### Your task
Exact reproduction of the listing is required. Pictures are not reproduced.
^^^^^^^^^^^^^^^^
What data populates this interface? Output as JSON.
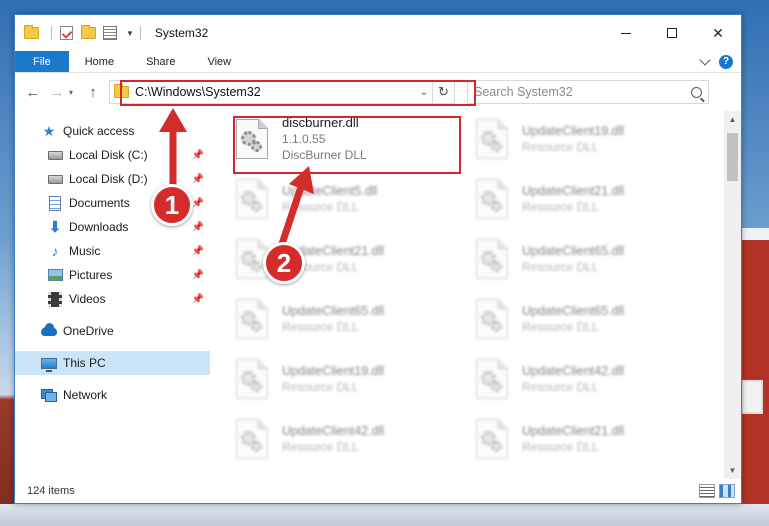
{
  "window": {
    "title": "System32",
    "controls": {
      "minimize": "—",
      "maximize": "☐",
      "close": "✕"
    }
  },
  "ribbon": {
    "tabs": [
      "File",
      "Home",
      "Share",
      "View"
    ],
    "help": "?"
  },
  "navigation": {
    "back": "←",
    "forward": "→",
    "up": "↑",
    "address": "C:\\Windows\\System32",
    "search_placeholder": "Search System32"
  },
  "sidebar": {
    "quick_access": "Quick access",
    "items": [
      {
        "label": "Local Disk (C:)",
        "icon": "drive-icon",
        "pinned": true
      },
      {
        "label": "Local Disk (D:)",
        "icon": "drive-icon",
        "pinned": true
      },
      {
        "label": "Documents",
        "icon": "documents-icon",
        "pinned": true
      },
      {
        "label": "Downloads",
        "icon": "downloads-icon",
        "pinned": true
      },
      {
        "label": "Music",
        "icon": "music-icon",
        "pinned": true
      },
      {
        "label": "Pictures",
        "icon": "pictures-icon",
        "pinned": true
      },
      {
        "label": "Videos",
        "icon": "videos-icon",
        "pinned": true
      }
    ],
    "onedrive": "OneDrive",
    "this_pc": "This PC",
    "network": "Network",
    "pin_glyph": "📌"
  },
  "files": [
    {
      "name": "discburner.dll",
      "line2": "1.1.0.55",
      "line3": "DiscBurner DLL",
      "blurred": false
    },
    {
      "name": "UpdateClient19.dll",
      "line2": "Resource DLL",
      "blurred": true
    },
    {
      "name": "UpdateClient5.dll",
      "line2": "Resource DLL",
      "blurred": true
    },
    {
      "name": "UpdateClient21.dll",
      "line2": "Resource DLL",
      "blurred": true
    },
    {
      "name": "UpdateClient21.dll",
      "line2": "Resource DLL",
      "blurred": true
    },
    {
      "name": "UpdateClient65.dll",
      "line2": "Resource DLL",
      "blurred": true
    },
    {
      "name": "UpdateClient65.dll",
      "line2": "Resource DLL",
      "blurred": true
    },
    {
      "name": "UpdateClient65.dll",
      "line2": "Resource DLL",
      "blurred": true
    },
    {
      "name": "UpdateClient19.dll",
      "line2": "Resource DLL",
      "blurred": true
    },
    {
      "name": "UpdateClient42.dll",
      "line2": "Resource DLL",
      "blurred": true
    },
    {
      "name": "UpdateClient42.dll",
      "line2": "Resource DLL",
      "blurred": true
    },
    {
      "name": "UpdateClient21.dll",
      "line2": "Resource DLL",
      "blurred": true
    }
  ],
  "status": {
    "item_count": "124 items"
  },
  "annotations": {
    "step1": "1",
    "step2": "2",
    "color": "#d0282e"
  }
}
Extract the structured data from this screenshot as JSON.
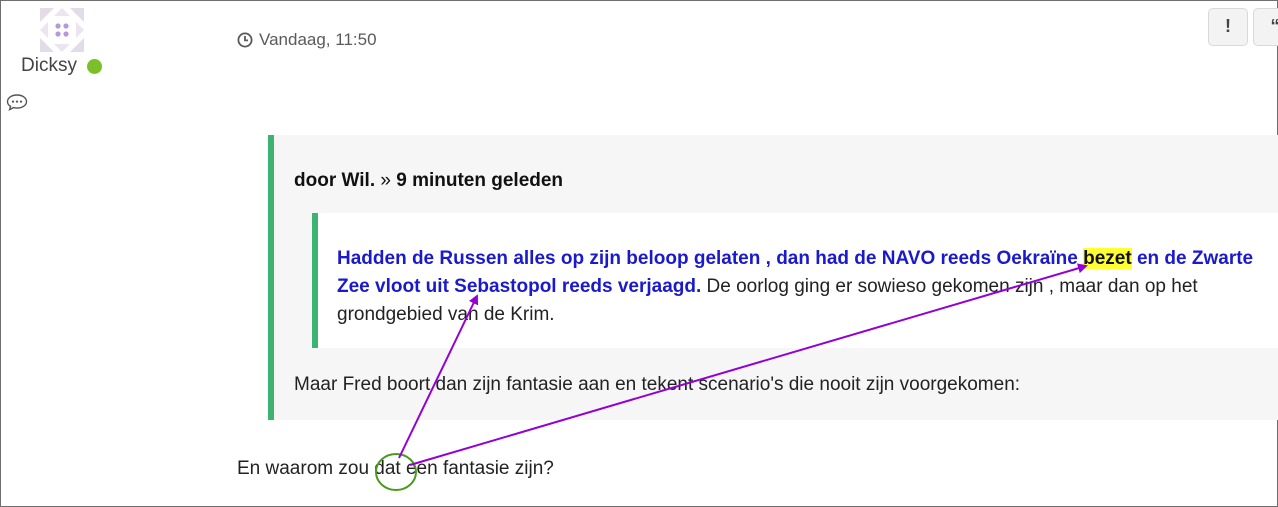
{
  "post": {
    "username": "Dicksy",
    "timestamp": "Vandaag, 11:50",
    "report_label": "!",
    "quote_label": "“"
  },
  "quote": {
    "author": "door Wil.",
    "separator": "»",
    "time_ago": "9 minuten geleden",
    "nested": {
      "bold_part_1": "Hadden de Russen alles op zijn beloop gelaten , dan had de NAVO reeds Oekraïne",
      "highlight": "bezet",
      "bold_part_2": "en de Zwarte Zee vloot uit Sebastopol reeds verjaagd.",
      "rest": "De oorlog ging er sowieso gekomen zijn , maar dan op het grondgebied van de Krim."
    },
    "text": "Maar Fred boort dan zijn fantasie aan en tekent scenario's die nooit zijn voorgekomen:"
  },
  "reply": {
    "text": "En waarom zou dat een fantasie zijn?"
  },
  "annotation": {
    "color": "#9400d3",
    "circle_color": "#4a9a1e"
  },
  "colors": {
    "quote_bar": "#3cb371",
    "online": "#7bbf2a",
    "link_blue": "#1a1acc",
    "highlight": "#ffff33"
  }
}
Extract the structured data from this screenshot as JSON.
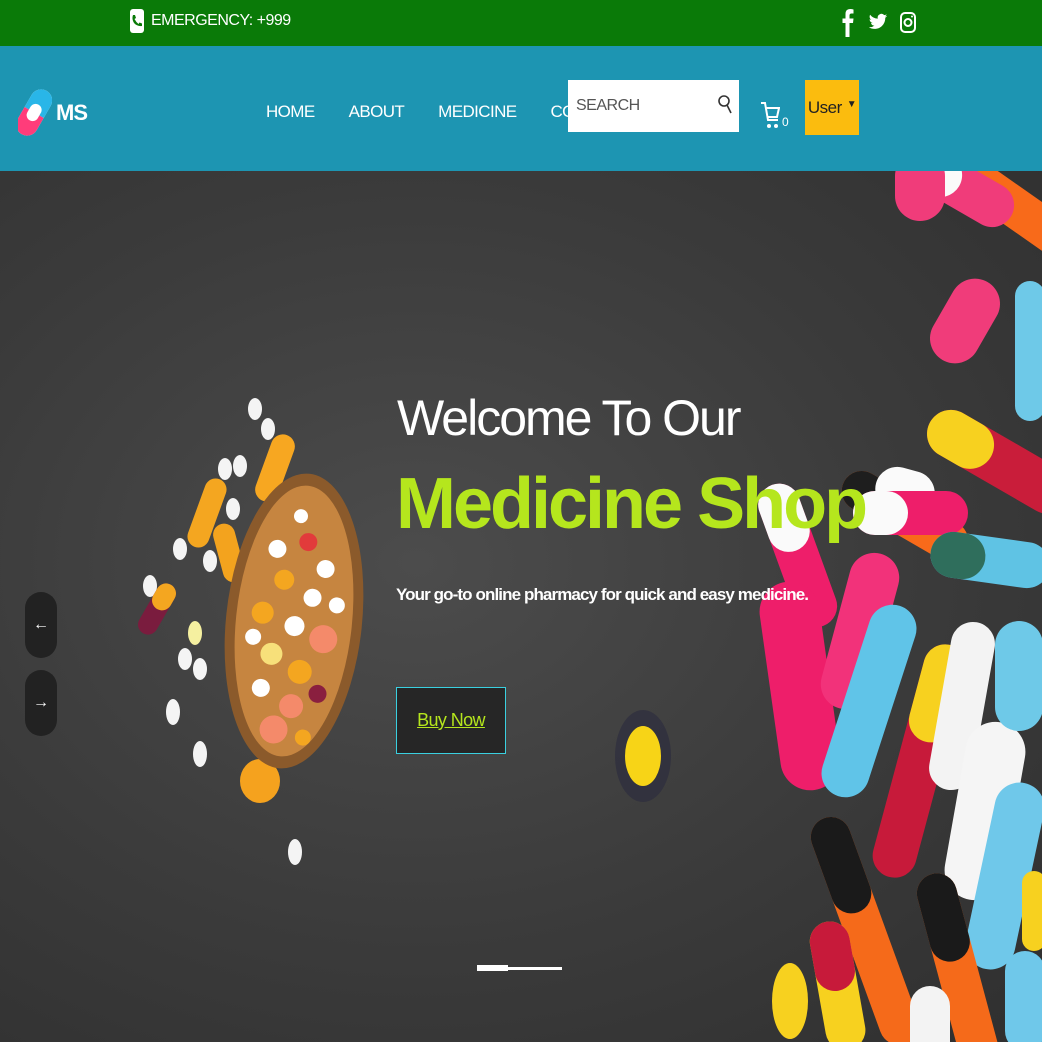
{
  "topbar": {
    "emergency": "EMERGENCY: +999",
    "social": [
      {
        "icon": "facebook-icon"
      },
      {
        "icon": "twitter-icon"
      },
      {
        "icon": "instagram-icon"
      }
    ]
  },
  "header": {
    "logo_text": "MS",
    "nav": {
      "home": "HOME",
      "about": "ABOUT",
      "medicine": "MEDICINE",
      "contact": "CONTACT US"
    },
    "search": {
      "placeholder": "SEARCH",
      "value": ""
    },
    "cart": {
      "count": "0"
    },
    "user_button": "User"
  },
  "hero": {
    "welcome": "Welcome To Our",
    "title": "Medicine Shop",
    "tagline": "Your go-to online pharmacy for quick and easy medicine.",
    "cta": "Buy Now",
    "prev_arrow": "←",
    "next_arrow": "→",
    "slides_active": 1,
    "slides_total": 2
  },
  "colors": {
    "topbar": "#0a7a08",
    "header": "#1d95b2",
    "accent_green": "#b5e61d",
    "user_button": "#fbbc0e"
  }
}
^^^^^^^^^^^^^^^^
### The answer
What data populates this interface? Output as JSON.
{
  "window": {
    "title": "System32",
    "controls": {
      "minimize": "—",
      "maximize": "☐",
      "close": "✕"
    }
  },
  "ribbon": {
    "tabs": [
      "File",
      "Home",
      "Share",
      "View"
    ],
    "help": "?"
  },
  "navigation": {
    "back": "←",
    "forward": "→",
    "up": "↑",
    "address": "C:\\Windows\\System32",
    "search_placeholder": "Search System32"
  },
  "sidebar": {
    "quick_access": "Quick access",
    "items": [
      {
        "label": "Local Disk (C:)",
        "icon": "drive-icon",
        "pinned": true
      },
      {
        "label": "Local Disk (D:)",
        "icon": "drive-icon",
        "pinned": true
      },
      {
        "label": "Documents",
        "icon": "documents-icon",
        "pinned": true
      },
      {
        "label": "Downloads",
        "icon": "downloads-icon",
        "pinned": true
      },
      {
        "label": "Music",
        "icon": "music-icon",
        "pinned": true
      },
      {
        "label": "Pictures",
        "icon": "pictures-icon",
        "pinned": true
      },
      {
        "label": "Videos",
        "icon": "videos-icon",
        "pinned": true
      }
    ],
    "onedrive": "OneDrive",
    "this_pc": "This PC",
    "network": "Network",
    "pin_glyph": "📌"
  },
  "files": [
    {
      "name": "discburner.dll",
      "line2": "1.1.0.55",
      "line3": "DiscBurner DLL",
      "blurred": false
    },
    {
      "name": "UpdateClient19.dll",
      "line2": "Resource DLL",
      "blurred": true
    },
    {
      "name": "UpdateClient5.dll",
      "line2": "Resource DLL",
      "blurred": true
    },
    {
      "name": "UpdateClient21.dll",
      "line2": "Resource DLL",
      "blurred": true
    },
    {
      "name": "UpdateClient21.dll",
      "line2": "Resource DLL",
      "blurred": true
    },
    {
      "name": "UpdateClient65.dll",
      "line2": "Resource DLL",
      "blurred": true
    },
    {
      "name": "UpdateClient65.dll",
      "line2": "Resource DLL",
      "blurred": true
    },
    {
      "name": "UpdateClient65.dll",
      "line2": "Resource DLL",
      "blurred": true
    },
    {
      "name": "UpdateClient19.dll",
      "line2": "Resource DLL",
      "blurred": true
    },
    {
      "name": "UpdateClient42.dll",
      "line2": "Resource DLL",
      "blurred": true
    },
    {
      "name": "UpdateClient42.dll",
      "line2": "Resource DLL",
      "blurred": true
    },
    {
      "name": "UpdateClient21.dll",
      "line2": "Resource DLL",
      "blurred": true
    }
  ],
  "status": {
    "item_count": "124 items"
  },
  "annotations": {
    "step1": "1",
    "step2": "2",
    "color": "#d0282e"
  }
}
Extract the structured data from this screenshot as JSON.
{
  "post": {
    "username": "Dicksy",
    "timestamp": "Vandaag, 11:50",
    "report_label": "!",
    "quote_label": "“"
  },
  "quote": {
    "author": "door Wil.",
    "separator": "»",
    "time_ago": "9 minuten geleden",
    "nested": {
      "bold_part_1": "Hadden de Russen alles op zijn beloop gelaten , dan had de NAVO reeds Oekraïne",
      "highlight": "bezet",
      "bold_part_2": "en de Zwarte Zee vloot uit Sebastopol reeds verjaagd.",
      "rest": "De oorlog ging er sowieso gekomen zijn , maar dan op het grondgebied van de Krim."
    },
    "text": "Maar Fred boort dan zijn fantasie aan en tekent scenario's die nooit zijn voorgekomen:"
  },
  "reply": {
    "text": "En waarom zou dat een fantasie zijn?"
  },
  "annotation": {
    "color": "#9400d3",
    "circle_color": "#4a9a1e"
  },
  "colors": {
    "quote_bar": "#3cb371",
    "online": "#7bbf2a",
    "link_blue": "#1a1acc",
    "highlight": "#ffff33"
  }
}
Extract the structured data from this screenshot as JSON.
{
  "topbar": {
    "emergency": "EMERGENCY: +999",
    "social": [
      {
        "icon": "facebook-icon"
      },
      {
        "icon": "twitter-icon"
      },
      {
        "icon": "instagram-icon"
      }
    ]
  },
  "header": {
    "logo_text": "MS",
    "nav": {
      "home": "HOME",
      "about": "ABOUT",
      "medicine": "MEDICINE",
      "contact": "CONTACT US"
    },
    "search": {
      "placeholder": "SEARCH",
      "value": ""
    },
    "cart": {
      "count": "0"
    },
    "user_button": "User"
  },
  "hero": {
    "welcome": "Welcome To Our",
    "title": "Medicine Shop",
    "tagline": "Your go-to online pharmacy for quick and easy medicine.",
    "cta": "Buy Now",
    "prev_arrow": "←",
    "next_arrow": "→",
    "slides_active": 1,
    "slides_total": 2
  },
  "colors": {
    "topbar": "#0a7a08",
    "header": "#1d95b2",
    "accent_green": "#b5e61d",
    "user_button": "#fbbc0e"
  }
}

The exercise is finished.